We believe that each person is created on purpose and with a purpose. No matter how difficult the present may seem, the best is yet to come as long as we persevere. But sometimes we need help and support, whether financial resources to make an investment in our careers, or knowledge to navigate the journey. When I talk to most artists about their biggest binding constraint in launching their musical careers, it's almost always a money issue.
Yes, some people aren't in a thriving arts scene. Maybe they don't have a great voice teacher in their area, or they simply want to further their education but aren't sure where to start. The nucleus of the barrier to relocate, work with top teachers, and take more courses almost always seems to have some kind of financial competency. Direct funding resources do not currently exist at scale in the opera sector. Yes, large institutions can apply for grant funding from the NEA (National Endowment for the Arts, USA) or large foundations, but individual artists, arguably the heart of culture, do not have access to liquidity. So they work jobs unrelated to their craft, show up to their lessons and courses physically and emotionally exhausted, and the cycle repeats year after year.
The challenges have only intensified over the course of the pandemic. We surveyed our Living Opera community in 2022, capturing over 300 respondents across the world: 26% said their annual household incomes were between $25,000-50,000 and 43% said theirs were less than $25,000–significant declines since 2019. Moreover, 53% said they have a job outside the music sector, often in a retail, customer service, or administrative occupation, to support themselves — even if such jobs do not utilize their specialized skill set. Furthermore, this financial precarity fuels declines in mental health: 54% reported that they were formally diagnosed with anxiety or depression.
It's worth noting that while all this is going on, critics will say opera is dying. No, opera is not dying, there are actually more singers than ever these days. What is dying is the current model for how we train artists. Many are unaware exactly how we were ever able to produce a Callas, Pavarotti, or a Caruso for that matter. In previous decades, voice teachers would work with singers for free for years, with the expectation of compensation with their protege emerged on the international stage.

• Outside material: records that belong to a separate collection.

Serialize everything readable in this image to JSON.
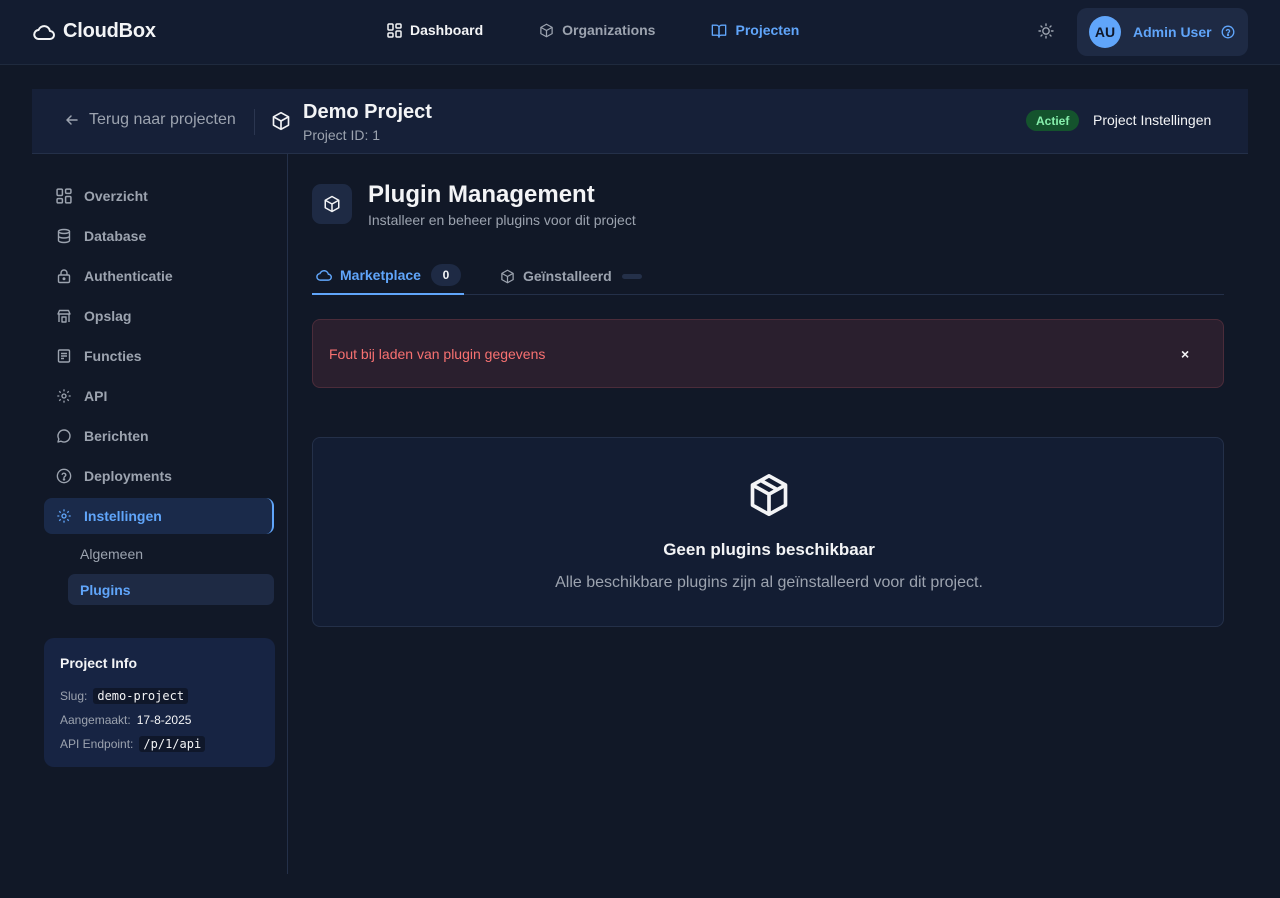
{
  "brand": {
    "name": "CloudBox"
  },
  "nav": {
    "items": [
      {
        "label": "Dashboard"
      },
      {
        "label": "Organizations"
      },
      {
        "label": "Projecten"
      }
    ]
  },
  "user": {
    "initials": "AU",
    "name": "Admin User"
  },
  "project": {
    "back_label": "Terug naar projecten",
    "title": "Demo Project",
    "id_label": "Project ID: 1",
    "status": "Actief",
    "settings_label": "Project Instellingen"
  },
  "sidebar": {
    "items": [
      {
        "label": "Overzicht"
      },
      {
        "label": "Database"
      },
      {
        "label": "Authenticatie"
      },
      {
        "label": "Opslag"
      },
      {
        "label": "Functies"
      },
      {
        "label": "API"
      },
      {
        "label": "Berichten"
      },
      {
        "label": "Deployments"
      },
      {
        "label": "Instellingen"
      }
    ],
    "sub_items": [
      {
        "label": "Algemeen"
      },
      {
        "label": "Plugins"
      }
    ],
    "info": {
      "title": "Project Info",
      "slug_label": "Slug:",
      "slug": "demo-project",
      "created_label": "Aangemaakt:",
      "created": "17-8-2025",
      "endpoint_label": "API Endpoint:",
      "endpoint": "/p/1/api"
    }
  },
  "main": {
    "title": "Plugin Management",
    "subtitle": "Installeer en beheer plugins voor dit project",
    "tabs": [
      {
        "label": "Marketplace",
        "count": "0"
      },
      {
        "label": "Geïnstalleerd",
        "count": ""
      }
    ],
    "error": {
      "message": "Fout bij laden van plugin gegevens",
      "close": "×"
    },
    "empty": {
      "title": "Geen plugins beschikbaar",
      "description": "Alle beschikbare plugins zijn al geïnstalleerd voor dit project."
    }
  },
  "colors": {
    "background": "#111827",
    "accent": "#60a5fa",
    "error": "#f87171",
    "success": "#86efac"
  }
}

These gurus would supply their students with as many lessons as they needed. It wasn't completely altruistic of course, they viewed their time spent with the artists as a financial investment in the artist. This is the only model that will ever produce truly bulletproof artists. An emerging talent must have this kind of support to excavate the full weight of their talent. Just like a pro-athlete will be taken under the wing of a coach, so it was in our art form at one time, and the proof is in the pudding.
So what can we do?
That is why we view blockchain technology as a catalyst for positive change in the arts, and we cannot delay any longer. Using revenues from the Magic Mozart collection, we will launch a decentralized autonomous organization (DAO) for grant making, community-building, and education in the arts, starting with and specializing in opera, to award micro-grants to young artists and promote skill acquisition. While our plan is for it to begin as an LLC in Tennessee, we will work on making it a non-profit so that micro-philanthropists can receive tax exemption for their donations to artists.
Arts and cultural institutions received $23.5 billion in charitable donations, approximately 5% of the $484.85 billion in 2021. Unfortunately, these donations rarely flow through to the artists, nor are there any sufficient grant making bodies that can operate at the scale or pace needed to help artists receive the resources they need to become financially independent, let alone succeed. Traditional sources of financing are also inadequate. Since performing artists, at least in the U.S., are nearly always freelancers, bank loans and even rental agreements tend to come with high interest rates because of their perceived credit risk.
Even if a loan were available, consider a singer who auditions and does not end up receiving a contract. Then, the singer would be in an even more difficult situation to repay the loan. That is why we want to meet artists where they are – whether it is an additional $500 to pay for voice lessons or $1,500 to finance a round-trip for an audition. Having invested nearly 30 years cumulatively between the founders in the arts, we know that many artists struggle to obtain the right information and receive proper mentoring.
We want to - and can - fill that void.
A DAO that facilitates micro-grants can operate at scale and at a much faster pace. Thanks to legislation that allows DAOs to receive a similar tax treatment as non-profits, philanthropists who donate to the DAO will have the option of writing the expenses off on their taxes. Furthermore, since the DAO will crowdsource proposals from artists and allow for transparent voting with a clear articulation of the eligibility and criteria, artists do not need to wait months to receive a reply; a grant can be executed within the span of two weeks and the funds transferred directly to the artist.
We plan on allocating 25-50% of the NFT collection profits to building the Living Arts DAO. Expenses include: funding for the disbursement of micro-grants, personnel costs for DAO governors, designing the verifiable credential, legal fees, and more.
Join us on the new journey to decentralize philanthropy within the arts and culture sectors — we believe that blockchain is a tool that can help us as artists receive the proper remuneration for our effort and expand the audiences that we can serve. The Living Arts DAO is our pioneering step in this frontier.